*Instructions for the task:*
Take from the records below each line that holds "emoji".
[Input material — start]
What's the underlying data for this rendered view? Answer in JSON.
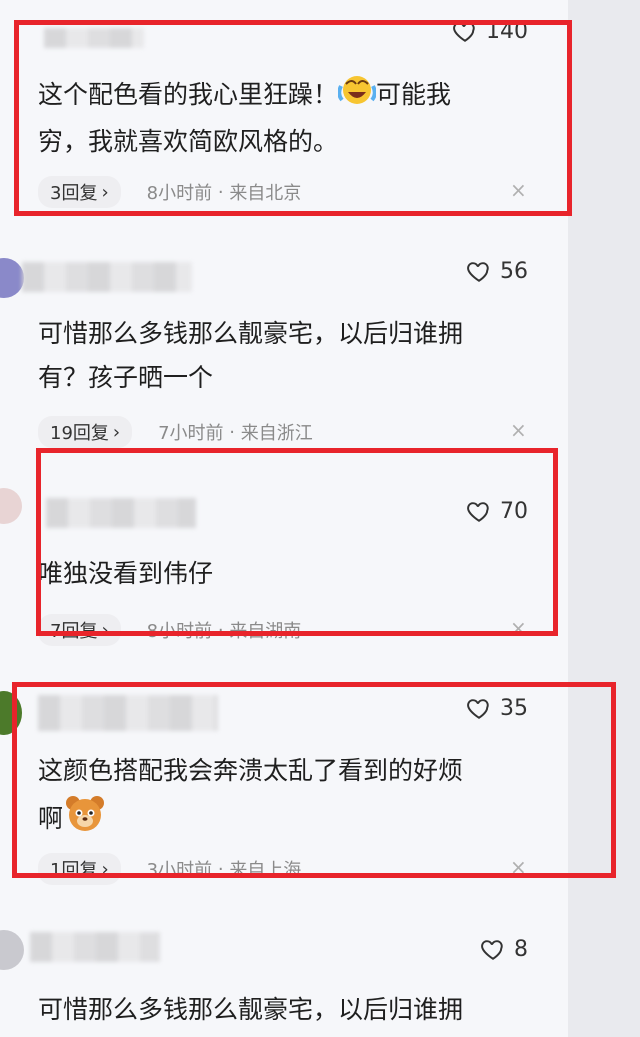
{
  "comments": [
    {
      "likes": "140",
      "text": "这个配色看的我心里狂躁！",
      "text2": "可能我",
      "text3": "穷，我就喜欢简欧风格的。",
      "replies": "3回复",
      "time": "8小时前",
      "location": "来自北京",
      "emoji": "crying-laughing-emoji"
    },
    {
      "likes": "56",
      "text": "可惜那么多钱那么靓豪宅，以后归谁拥",
      "text2": "有？孩子晒一个",
      "replies": "19回复",
      "time": "7小时前",
      "location": "来自浙江"
    },
    {
      "likes": "70",
      "text": "唯独没看到伟仔",
      "replies": "7回复",
      "time": "8小时前",
      "location": "来自湖南"
    },
    {
      "likes": "35",
      "text": "这颜色搭配我会奔溃太乱了看到的好烦",
      "text2": "啊",
      "replies": "1回复",
      "time": "3小时前",
      "location": "来自上海",
      "emoji": "bear-emoji"
    },
    {
      "likes": "8",
      "text": "可惜那么多钱那么靓豪宅，以后归谁拥"
    }
  ],
  "ui": {
    "separator": "·",
    "chevron": "›",
    "close": "×"
  },
  "colors": {
    "highlight": "#e8242b",
    "background": "#f6f7fa",
    "meta_text": "#8a8a8a"
  }
}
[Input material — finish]
*Exercise answer:*
      "emoji": "crying-laughing-emoji"
      "emoji": "bear-emoji"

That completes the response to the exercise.